There is a strange journalistic phenomenon that occurs when a party leader makes a speech. It is a blend of groupthink, relief, utter certainty, and online backslapping. It happened particularly quickly after David Cameron’s speech to Tory party conference today. A few pundits decided that – because he mentioned, like, diversity and social mobility – this was a centre-left speech. A leftwing speech, even. Or at least a clear grab for the liberal centre ground. And so that’s what everyone now believes. The analysis is decided. The commentary is written. Thank God for that.

Really? It’s quite easy, even as one of those nasty, wicked Tories, to mention that you actually don’t much like racism, and point out that you’d quite like poor children to get jobs, without moving onto Labour's "territory". Which normal person is in favour of discriminating against someone on the basis of race, or blocking opportunity on the basis of class? Of course he’s against that. He’s a politician operating in a liberal democracy. And this isn’t Ukip conference.

Looking at the whole package, it was actually quite a rightwing speech. It was a paean to defence – championing drones, protecting Britain from the evils of the world, and getting all excited about “launching the biggest aircraft carriers in our history”.

It was a festival of flagwaving guff about the British “character”, a celebration of shoehorning our history chronologically onto the curriculum, looking towards a “Greater Britain”, asking for more “national pride”. There was even a Bake Off pun.

He also deployed the illiberal device of inculcating a divide-and-rule fear of the “shadow of extremism – hanging over every single one of us”, informing us that children in UK madrassas are having their “heads filled with poison and their hearts filled with hate”, and saying Britain shouldn’t be “overwhelmed” with refugees, before quickly changing the subject to ousting Assad. How unashamedly centrist, of you, Mr Prime Minister.
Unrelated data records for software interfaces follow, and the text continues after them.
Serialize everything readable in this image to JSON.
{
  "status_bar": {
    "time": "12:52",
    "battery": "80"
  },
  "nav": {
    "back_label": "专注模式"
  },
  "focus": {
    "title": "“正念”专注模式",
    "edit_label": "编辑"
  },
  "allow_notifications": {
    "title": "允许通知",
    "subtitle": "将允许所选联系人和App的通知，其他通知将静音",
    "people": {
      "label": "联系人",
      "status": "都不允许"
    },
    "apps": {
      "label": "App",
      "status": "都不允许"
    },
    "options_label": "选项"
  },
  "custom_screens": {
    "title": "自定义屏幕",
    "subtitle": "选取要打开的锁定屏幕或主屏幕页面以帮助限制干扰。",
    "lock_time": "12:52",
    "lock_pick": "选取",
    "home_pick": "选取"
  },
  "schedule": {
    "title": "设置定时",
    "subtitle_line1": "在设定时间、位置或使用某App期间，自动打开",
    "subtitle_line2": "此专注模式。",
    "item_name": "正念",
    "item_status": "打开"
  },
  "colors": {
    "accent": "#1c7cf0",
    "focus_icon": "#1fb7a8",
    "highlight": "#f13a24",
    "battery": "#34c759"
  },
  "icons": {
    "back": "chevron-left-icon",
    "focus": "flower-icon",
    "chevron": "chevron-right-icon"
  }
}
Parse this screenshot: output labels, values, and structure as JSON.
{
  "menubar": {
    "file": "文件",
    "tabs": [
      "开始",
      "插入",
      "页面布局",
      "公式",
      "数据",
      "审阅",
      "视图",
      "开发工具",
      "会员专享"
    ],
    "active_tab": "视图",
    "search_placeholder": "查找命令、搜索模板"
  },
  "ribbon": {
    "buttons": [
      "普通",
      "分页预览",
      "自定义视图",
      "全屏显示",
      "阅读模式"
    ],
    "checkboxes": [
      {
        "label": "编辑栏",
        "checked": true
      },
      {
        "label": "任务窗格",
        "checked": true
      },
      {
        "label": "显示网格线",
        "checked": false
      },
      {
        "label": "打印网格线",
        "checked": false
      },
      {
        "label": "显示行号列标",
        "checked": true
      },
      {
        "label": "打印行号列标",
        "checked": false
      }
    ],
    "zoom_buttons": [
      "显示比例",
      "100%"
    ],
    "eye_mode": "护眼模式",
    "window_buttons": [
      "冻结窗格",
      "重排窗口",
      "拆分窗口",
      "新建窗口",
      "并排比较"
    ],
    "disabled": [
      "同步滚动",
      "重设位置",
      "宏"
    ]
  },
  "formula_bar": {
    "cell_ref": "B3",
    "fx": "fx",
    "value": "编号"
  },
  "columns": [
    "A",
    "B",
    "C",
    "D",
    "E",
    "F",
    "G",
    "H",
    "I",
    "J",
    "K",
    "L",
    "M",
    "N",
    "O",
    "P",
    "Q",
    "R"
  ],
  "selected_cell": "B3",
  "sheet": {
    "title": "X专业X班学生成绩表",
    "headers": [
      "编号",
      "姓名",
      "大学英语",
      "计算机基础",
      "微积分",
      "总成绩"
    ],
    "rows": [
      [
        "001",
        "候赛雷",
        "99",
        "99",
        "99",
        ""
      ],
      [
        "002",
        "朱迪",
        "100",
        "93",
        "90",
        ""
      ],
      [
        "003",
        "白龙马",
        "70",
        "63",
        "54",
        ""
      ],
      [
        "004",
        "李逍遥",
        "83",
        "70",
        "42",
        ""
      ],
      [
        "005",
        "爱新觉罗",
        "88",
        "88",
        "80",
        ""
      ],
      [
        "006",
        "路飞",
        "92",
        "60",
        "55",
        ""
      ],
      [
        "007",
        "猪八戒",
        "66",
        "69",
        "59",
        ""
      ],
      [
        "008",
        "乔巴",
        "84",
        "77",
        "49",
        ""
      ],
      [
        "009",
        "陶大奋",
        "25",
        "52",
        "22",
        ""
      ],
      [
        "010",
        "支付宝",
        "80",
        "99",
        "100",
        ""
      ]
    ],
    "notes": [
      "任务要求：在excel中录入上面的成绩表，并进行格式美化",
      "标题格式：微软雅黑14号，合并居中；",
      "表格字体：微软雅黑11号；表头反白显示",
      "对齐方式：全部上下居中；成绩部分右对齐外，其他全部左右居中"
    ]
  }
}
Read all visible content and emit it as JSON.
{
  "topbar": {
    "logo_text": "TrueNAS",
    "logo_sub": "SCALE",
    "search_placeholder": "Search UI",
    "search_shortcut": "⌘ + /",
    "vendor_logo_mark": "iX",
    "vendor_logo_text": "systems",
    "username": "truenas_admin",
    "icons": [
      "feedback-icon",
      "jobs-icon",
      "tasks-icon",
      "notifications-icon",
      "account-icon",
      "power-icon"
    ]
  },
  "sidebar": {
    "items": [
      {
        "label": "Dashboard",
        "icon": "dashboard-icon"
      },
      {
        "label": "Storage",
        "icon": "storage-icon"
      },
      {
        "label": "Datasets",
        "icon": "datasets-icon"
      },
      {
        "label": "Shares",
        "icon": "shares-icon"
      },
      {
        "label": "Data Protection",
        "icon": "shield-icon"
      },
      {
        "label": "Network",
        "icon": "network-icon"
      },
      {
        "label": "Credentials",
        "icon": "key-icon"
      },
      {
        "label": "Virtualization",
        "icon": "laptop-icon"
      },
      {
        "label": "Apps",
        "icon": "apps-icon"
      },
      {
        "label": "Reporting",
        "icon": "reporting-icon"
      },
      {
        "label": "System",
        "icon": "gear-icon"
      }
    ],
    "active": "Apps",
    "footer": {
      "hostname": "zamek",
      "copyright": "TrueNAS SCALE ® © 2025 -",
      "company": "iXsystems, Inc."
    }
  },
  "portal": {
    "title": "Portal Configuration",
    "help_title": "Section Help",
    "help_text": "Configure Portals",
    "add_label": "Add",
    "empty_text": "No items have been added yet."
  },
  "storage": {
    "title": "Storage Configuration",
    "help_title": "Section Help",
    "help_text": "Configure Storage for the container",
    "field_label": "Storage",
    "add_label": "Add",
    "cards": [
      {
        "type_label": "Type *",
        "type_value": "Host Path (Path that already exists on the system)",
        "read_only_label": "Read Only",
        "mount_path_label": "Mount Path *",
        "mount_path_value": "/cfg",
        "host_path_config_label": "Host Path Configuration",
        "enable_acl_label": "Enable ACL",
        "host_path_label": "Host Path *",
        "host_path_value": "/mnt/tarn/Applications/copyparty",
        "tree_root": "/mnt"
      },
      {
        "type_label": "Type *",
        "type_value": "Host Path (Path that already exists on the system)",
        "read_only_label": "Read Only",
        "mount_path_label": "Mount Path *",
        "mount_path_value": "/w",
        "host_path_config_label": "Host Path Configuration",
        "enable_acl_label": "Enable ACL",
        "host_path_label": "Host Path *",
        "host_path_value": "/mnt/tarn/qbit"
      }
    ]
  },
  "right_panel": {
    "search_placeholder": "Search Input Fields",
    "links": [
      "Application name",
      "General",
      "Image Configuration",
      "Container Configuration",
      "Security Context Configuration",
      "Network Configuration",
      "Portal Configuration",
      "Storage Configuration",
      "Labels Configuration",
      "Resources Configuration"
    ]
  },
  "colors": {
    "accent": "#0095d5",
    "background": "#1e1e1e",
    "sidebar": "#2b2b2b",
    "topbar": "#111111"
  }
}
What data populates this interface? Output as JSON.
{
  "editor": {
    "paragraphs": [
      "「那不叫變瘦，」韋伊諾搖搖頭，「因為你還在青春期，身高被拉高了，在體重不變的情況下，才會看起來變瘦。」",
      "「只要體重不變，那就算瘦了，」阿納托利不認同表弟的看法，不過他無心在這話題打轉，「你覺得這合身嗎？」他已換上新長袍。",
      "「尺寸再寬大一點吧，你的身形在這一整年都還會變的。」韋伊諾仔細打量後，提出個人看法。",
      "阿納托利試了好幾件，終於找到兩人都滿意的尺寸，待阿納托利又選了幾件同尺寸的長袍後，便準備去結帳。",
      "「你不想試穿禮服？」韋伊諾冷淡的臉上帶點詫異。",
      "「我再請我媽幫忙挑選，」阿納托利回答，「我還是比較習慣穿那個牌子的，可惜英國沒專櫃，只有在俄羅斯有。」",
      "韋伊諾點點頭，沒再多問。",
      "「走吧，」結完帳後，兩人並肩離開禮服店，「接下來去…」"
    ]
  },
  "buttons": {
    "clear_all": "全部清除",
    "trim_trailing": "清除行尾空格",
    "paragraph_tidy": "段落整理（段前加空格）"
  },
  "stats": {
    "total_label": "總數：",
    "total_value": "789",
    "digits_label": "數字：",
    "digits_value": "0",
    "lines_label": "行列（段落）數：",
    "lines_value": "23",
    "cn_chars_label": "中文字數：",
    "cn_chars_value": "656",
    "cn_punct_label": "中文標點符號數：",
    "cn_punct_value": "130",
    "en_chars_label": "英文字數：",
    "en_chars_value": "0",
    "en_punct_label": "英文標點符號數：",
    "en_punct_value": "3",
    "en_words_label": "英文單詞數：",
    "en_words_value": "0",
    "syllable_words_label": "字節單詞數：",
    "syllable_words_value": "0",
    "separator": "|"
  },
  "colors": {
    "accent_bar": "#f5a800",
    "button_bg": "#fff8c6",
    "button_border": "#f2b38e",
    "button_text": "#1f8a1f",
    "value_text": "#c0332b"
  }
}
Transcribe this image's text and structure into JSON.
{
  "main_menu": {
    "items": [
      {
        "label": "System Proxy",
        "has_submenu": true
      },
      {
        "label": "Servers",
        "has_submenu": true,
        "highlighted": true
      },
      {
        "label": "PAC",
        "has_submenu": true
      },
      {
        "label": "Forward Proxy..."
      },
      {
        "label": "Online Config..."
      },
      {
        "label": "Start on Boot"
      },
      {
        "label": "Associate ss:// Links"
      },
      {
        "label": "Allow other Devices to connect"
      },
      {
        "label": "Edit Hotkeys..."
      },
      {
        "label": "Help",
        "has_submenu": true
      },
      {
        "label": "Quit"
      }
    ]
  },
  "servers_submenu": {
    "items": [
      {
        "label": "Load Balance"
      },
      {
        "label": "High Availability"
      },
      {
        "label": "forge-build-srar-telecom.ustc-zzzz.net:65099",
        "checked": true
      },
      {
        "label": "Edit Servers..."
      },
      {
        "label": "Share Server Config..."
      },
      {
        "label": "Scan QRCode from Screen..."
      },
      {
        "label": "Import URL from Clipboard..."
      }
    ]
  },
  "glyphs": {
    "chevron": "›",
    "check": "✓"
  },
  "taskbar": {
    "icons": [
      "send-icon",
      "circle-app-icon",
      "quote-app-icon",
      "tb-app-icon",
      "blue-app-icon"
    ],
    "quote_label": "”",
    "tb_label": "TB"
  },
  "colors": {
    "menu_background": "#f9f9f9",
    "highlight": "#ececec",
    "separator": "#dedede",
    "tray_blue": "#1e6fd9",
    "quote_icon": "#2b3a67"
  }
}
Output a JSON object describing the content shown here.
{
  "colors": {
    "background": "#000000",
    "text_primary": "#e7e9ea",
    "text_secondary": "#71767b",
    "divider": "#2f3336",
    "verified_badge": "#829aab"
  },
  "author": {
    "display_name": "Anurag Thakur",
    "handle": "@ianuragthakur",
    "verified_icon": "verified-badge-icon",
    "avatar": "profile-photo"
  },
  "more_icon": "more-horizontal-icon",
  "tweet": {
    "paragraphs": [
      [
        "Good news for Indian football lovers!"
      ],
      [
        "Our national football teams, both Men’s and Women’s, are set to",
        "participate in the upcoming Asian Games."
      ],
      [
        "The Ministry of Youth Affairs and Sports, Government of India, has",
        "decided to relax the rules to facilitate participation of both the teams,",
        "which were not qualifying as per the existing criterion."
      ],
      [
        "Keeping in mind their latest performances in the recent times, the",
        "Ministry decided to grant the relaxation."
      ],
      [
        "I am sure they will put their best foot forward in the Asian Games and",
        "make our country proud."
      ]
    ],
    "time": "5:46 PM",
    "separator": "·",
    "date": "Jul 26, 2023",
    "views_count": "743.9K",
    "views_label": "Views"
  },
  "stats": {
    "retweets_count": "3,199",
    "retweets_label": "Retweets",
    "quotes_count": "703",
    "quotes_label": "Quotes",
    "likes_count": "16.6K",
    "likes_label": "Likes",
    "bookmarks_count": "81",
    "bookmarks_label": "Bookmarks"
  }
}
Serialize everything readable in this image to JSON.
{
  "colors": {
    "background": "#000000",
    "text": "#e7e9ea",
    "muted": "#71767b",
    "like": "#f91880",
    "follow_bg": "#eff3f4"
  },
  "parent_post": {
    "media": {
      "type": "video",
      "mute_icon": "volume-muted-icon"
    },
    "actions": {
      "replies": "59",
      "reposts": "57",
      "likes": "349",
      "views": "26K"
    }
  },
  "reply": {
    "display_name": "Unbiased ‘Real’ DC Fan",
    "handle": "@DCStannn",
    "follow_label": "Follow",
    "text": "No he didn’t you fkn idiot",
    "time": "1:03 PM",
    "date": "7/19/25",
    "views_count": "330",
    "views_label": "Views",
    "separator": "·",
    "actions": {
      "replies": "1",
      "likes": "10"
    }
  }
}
Benefit cuts and a reduction of tax credits will mean the Prime Minister’s enthusiasm for “equality of opportunity, as opposed to equality of outcome” will be just that – with the outcome pretty bleak for those who end up losing any opportunity that comes with state support. And his excitement about diversity in his cabinet rings a little hollow the day following a tubthumping anti-immigration speech from his Home Secretary.

If this year's Tory conference wins the party votes, it’ll be because of its conservative commitment – not lefty love bombing.

Anoosh Chakelian is deputy web editor at the New Statesman.